Can Theory of Change make a difference to the use of evidence in autism education?
In this online seminar, Dr Joseph Mintz will share his work surrounding how schools can best make use of research evidence in autism education.
Dr Joseph Mintz is Associate Professor in Education at University College London (UCL). His research interests focus on special educational needs, inclusive education, teacher education for inclusion, autism education, and educational technology for children with special needs.
He has a strong track record (15+ years) of formulating research proposals and designs for competitive tenders, winning funding and then delivering educational research projects involving qualitative, quantitative and mixed-method approaches. He has successfully led over 17 research and evaluation projects. Funding for these has come from the European Union, Department of Education in England, the National Council for Special Education in Ireland and the Kuwait Foundation for the Advancement of Science.
He also has a track record in knowledge exchange, and has worked closely with a number of commercial, governmental and third sector organisations on development and evaluation projects. He was Co-Investigator on UCL’s Centre for Education Leadership evaluation teacher and school leader professional development in Saudi Arabia (2020-2021). He was on secondment to England’s Office for Standards in Education (Ofsted) from July to September 2023 and has led on national projects on careers guidance in schools and colleges, including a specific project focusing on careers guidance on provision for children with special educational needs. He regularly publishes in leading academic journals and also regularly consults for government on a variety of areas. He advised the Department of Education on the development of teacher education policy, focusing on teacher education for inclusion, in various forums from 2015 to 2022.
Event programme (online)
12.30pm – 1pm: Dr Mintz will present his research findings to the group.
Educators and educational researchers show continued interest in how schools can best make use of research evidence in bringing about change in practice in schools. A number of models have been developed to support schools in this challenge, such as research learning communities and lesson study. However, questions remain about the effectiveness of such models, their fit to the particular needs of schools and the extent to which they contribute meaningfully to the body of evidence used to inform changes to practice within the field of education.
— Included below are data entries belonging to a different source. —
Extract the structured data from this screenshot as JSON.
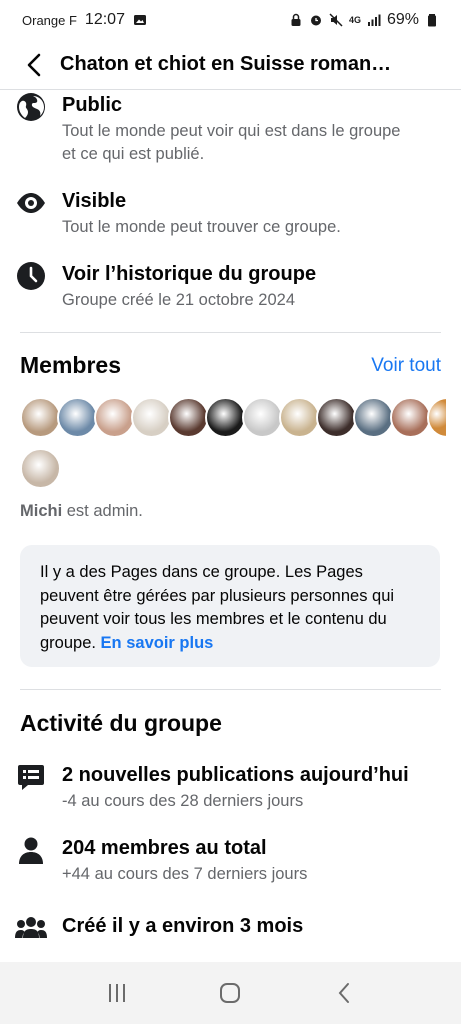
{
  "status_bar": {
    "carrier": "Orange F",
    "time": "12:07",
    "network": "4G",
    "battery": "69%"
  },
  "header": {
    "title": "Chaton et chiot en Suisse roman…"
  },
  "info": [
    {
      "icon": "globe-icon",
      "title": "Public",
      "sub": "Tout le monde peut voir qui est dans le groupe et ce qui est publié."
    },
    {
      "icon": "eye-icon",
      "title": "Visible",
      "sub": "Tout le monde peut trouver ce groupe."
    },
    {
      "icon": "clock-icon",
      "title": "Voir l’historique du groupe",
      "sub": "Groupe créé le 21 octobre 2024"
    }
  ],
  "members": {
    "title": "Membres",
    "see_all": "Voir tout",
    "admin_name": "Michi",
    "admin_suffix": " est admin.",
    "avatar_colors": [
      "#b79a7e",
      "#6d8aa8",
      "#c9a08c",
      "#d7cfc4",
      "#5a3a30",
      "#1b1b1b",
      "#c8c8c8",
      "#c9b38f",
      "#3d2e2b",
      "#5a6f82",
      "#a86f5a",
      "#d08a3a",
      "#c7b7a7"
    ]
  },
  "pages_box": {
    "text": "Il y a des Pages dans ce groupe. Les Pages peuvent être gérées par plusieurs personnes qui peuvent voir tous les membres et le contenu du groupe. ",
    "link": "En savoir plus"
  },
  "activity": {
    "title": "Activité du groupe",
    "items": [
      {
        "icon": "chat-icon",
        "title": "2 nouvelles publications aujourd’hui",
        "sub": "-4 au cours des 28 derniers jours"
      },
      {
        "icon": "person-icon",
        "title": "204 membres au total",
        "sub": "+44 au cours des 7 derniers jours"
      },
      {
        "icon": "group-icon",
        "title": "Créé il y a environ 3 mois",
        "sub": ""
      }
    ]
  },
  "colors": {
    "accent": "#1877f2",
    "secondary_text": "#65676b",
    "box_bg": "#f0f2f5"
  }
}
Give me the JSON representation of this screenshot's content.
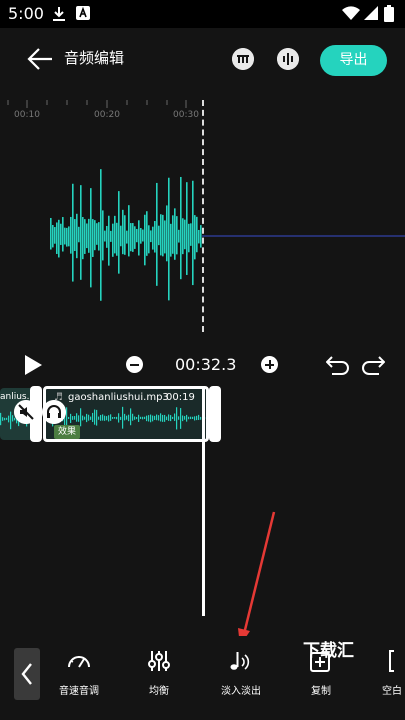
{
  "status_bar": {
    "time": "5:00"
  },
  "header": {
    "back_icon": "arrow-left-icon",
    "title": "音频编辑",
    "export_label": "导出"
  },
  "ruler": {
    "labels": [
      "00:10",
      "00:20",
      "00:30"
    ]
  },
  "transport": {
    "time": "00:32.3"
  },
  "track": {
    "left_clip_name": "anlius...",
    "clip_name": "gaoshanliushui.mp3",
    "clip_duration": "00:19",
    "effect_tag": "效果"
  },
  "toolbar": {
    "items": [
      {
        "label": "音速音调",
        "icon": "speedometer-icon"
      },
      {
        "label": "均衡",
        "icon": "equalizer-icon"
      },
      {
        "label": "淡入淡出",
        "icon": "fade-note-icon"
      },
      {
        "label": "复制",
        "icon": "copy-icon"
      },
      {
        "label": "空白",
        "icon": "blank-icon"
      }
    ]
  },
  "watermark": "下载汇",
  "colors": {
    "accent": "#25d3be",
    "background": "#141414",
    "effect_tag": "#4b7d41",
    "annotation_arrow": "#e53935"
  }
}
This issue is of particular relevance when considering the inclusion of autistic children in the classroom partly because of the large body of research being undertaken on autism across a range of domains with varying epistemological perspectives (e.g., neuroscience, psychology, pedagogy) and partly due to the widespread need to support autistic children in the classroom.
Questions have also been raised about the evidence policy “agenda,” particularly in terms of reliance on positivist models centered on randomized controlled trials. These concerns focus on the extent to which performative or neoliberal perspectives on effectiveness might mask the complexity of how practice and knowledge (or evidence) are related in models of teacher professional working.
One particular approach that could have potential in addressing these is that of Theory of Change (ToC). ToC models come from the field of theory-driven evaluation and draw on frameworks for relating practice to knowledge such as realist evaluations whereby the evaluation focuses on understanding how complex programs work in specific contexts by examining the mechanisms that lead to particular outcomes. ToC models consider under what conditions, for whom, and for what reasons or aims a given activity will achieve its intended outcomes. This presentation will consider the scope for the application of ToC models in autism education, referring to particular examples drawn from the work of the Centre for Inclusive Education at UCL and in the US via National Implementation Research Networks.
1 – 1.30pm: We will have time for questions and a group discussion.Discover more about our Inclusion, Diversity and Identity Research Network
Who is this event for?
For enquiries about this online event, please get in touch with Dr Anna Mariguddi.